Within the records that follow, count the lines containing the string "browser". Reply only with the count.

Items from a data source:

*** Block opens ***

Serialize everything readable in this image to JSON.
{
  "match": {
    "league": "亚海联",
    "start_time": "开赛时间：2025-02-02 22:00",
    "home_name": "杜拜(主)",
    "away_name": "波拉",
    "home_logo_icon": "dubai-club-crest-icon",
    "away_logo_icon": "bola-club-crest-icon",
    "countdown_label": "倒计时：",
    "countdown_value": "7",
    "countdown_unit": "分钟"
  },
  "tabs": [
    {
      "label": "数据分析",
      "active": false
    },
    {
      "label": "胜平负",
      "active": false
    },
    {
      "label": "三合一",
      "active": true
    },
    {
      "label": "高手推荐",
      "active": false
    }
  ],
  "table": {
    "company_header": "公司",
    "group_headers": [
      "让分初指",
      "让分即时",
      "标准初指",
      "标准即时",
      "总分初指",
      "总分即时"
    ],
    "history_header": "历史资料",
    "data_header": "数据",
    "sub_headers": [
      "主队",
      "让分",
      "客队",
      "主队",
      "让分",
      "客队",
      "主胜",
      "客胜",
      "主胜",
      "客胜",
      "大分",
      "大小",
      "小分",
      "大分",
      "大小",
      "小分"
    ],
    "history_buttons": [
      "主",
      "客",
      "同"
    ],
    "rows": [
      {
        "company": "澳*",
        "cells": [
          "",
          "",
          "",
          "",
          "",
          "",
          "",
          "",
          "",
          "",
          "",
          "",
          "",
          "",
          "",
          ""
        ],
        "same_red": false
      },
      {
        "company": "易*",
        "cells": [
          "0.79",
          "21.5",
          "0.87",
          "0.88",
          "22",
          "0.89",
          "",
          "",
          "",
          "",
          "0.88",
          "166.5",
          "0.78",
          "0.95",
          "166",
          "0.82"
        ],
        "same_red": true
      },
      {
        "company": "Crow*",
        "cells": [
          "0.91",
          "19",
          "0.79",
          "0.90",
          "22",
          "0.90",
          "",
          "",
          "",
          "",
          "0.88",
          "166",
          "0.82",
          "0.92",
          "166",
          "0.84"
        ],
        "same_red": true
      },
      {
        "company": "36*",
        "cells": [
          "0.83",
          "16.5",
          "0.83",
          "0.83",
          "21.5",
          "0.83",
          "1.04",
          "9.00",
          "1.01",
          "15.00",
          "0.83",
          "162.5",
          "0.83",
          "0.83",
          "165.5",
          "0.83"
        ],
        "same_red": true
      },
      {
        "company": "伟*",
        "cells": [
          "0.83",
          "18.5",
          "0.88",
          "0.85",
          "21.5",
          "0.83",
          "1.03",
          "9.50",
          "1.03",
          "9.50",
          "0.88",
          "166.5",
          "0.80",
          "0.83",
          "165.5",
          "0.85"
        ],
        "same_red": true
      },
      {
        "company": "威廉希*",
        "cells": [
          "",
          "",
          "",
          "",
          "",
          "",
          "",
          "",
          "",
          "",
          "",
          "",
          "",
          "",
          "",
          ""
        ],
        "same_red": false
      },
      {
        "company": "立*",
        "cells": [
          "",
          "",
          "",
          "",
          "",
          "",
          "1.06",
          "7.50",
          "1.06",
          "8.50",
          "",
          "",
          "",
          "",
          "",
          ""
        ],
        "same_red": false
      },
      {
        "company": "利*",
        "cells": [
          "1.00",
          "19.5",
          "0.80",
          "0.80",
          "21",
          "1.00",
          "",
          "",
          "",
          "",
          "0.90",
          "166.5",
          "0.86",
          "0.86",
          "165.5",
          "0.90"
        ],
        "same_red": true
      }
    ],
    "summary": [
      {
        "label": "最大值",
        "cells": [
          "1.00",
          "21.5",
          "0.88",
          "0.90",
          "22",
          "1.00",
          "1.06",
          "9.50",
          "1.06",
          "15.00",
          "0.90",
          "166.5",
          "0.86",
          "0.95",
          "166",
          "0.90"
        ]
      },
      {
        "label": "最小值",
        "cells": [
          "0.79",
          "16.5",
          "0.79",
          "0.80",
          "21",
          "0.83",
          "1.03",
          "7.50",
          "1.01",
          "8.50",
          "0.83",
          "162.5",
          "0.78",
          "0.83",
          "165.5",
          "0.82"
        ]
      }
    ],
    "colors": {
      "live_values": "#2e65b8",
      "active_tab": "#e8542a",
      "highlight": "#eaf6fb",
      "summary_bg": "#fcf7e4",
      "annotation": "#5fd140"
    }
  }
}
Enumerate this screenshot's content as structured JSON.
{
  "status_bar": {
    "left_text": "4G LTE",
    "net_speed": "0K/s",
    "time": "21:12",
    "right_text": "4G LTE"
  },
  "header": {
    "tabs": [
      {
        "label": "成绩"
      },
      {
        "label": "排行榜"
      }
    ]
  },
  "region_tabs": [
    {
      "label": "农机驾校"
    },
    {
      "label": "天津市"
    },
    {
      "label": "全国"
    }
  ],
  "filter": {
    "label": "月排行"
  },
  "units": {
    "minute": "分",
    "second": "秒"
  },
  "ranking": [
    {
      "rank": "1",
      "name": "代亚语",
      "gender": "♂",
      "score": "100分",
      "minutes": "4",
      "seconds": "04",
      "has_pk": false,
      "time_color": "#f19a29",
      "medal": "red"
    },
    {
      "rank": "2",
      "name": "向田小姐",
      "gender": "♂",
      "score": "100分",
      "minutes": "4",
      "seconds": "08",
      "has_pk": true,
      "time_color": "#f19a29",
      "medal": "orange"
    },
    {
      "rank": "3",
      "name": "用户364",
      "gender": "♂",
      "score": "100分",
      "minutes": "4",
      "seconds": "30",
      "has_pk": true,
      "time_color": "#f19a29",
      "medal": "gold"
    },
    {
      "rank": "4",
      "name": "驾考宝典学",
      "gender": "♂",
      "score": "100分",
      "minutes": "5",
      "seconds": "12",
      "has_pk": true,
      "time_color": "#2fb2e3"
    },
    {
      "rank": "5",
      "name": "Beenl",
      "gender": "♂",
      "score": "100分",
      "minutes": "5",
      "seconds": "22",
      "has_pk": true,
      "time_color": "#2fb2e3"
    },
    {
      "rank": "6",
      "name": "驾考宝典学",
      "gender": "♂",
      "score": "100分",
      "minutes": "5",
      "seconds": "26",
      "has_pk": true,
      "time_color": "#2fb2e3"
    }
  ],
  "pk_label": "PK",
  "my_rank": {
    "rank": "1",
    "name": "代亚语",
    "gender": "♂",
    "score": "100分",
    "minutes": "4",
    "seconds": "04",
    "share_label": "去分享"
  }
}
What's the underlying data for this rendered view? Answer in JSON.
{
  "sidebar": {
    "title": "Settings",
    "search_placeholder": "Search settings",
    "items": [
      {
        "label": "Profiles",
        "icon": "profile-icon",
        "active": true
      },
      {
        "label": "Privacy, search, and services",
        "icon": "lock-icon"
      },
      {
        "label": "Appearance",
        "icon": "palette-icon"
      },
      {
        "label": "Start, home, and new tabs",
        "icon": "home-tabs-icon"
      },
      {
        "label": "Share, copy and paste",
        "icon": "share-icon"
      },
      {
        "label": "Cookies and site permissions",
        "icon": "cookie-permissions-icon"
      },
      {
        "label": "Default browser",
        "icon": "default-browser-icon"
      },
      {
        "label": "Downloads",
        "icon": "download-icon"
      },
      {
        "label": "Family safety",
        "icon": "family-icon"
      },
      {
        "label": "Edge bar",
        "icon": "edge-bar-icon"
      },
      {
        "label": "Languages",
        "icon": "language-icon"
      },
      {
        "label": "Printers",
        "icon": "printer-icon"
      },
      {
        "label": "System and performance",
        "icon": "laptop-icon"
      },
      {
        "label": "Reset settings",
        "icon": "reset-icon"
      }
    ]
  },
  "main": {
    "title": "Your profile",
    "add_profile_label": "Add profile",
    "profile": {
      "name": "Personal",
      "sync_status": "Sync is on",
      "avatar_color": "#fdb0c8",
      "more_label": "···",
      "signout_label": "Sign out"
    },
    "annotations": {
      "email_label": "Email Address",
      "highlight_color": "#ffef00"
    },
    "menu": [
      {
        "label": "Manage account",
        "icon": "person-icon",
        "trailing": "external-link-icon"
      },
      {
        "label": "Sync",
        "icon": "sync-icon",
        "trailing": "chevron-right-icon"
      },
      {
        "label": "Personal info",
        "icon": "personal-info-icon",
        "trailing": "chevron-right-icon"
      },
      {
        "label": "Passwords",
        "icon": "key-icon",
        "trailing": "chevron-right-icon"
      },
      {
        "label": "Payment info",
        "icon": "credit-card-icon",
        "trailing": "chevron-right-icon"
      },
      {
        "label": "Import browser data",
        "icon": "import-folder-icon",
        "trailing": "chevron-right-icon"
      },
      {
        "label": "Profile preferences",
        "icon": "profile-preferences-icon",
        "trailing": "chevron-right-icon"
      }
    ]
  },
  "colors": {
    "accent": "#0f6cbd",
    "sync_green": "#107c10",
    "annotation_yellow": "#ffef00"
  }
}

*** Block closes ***

Exercise solution
3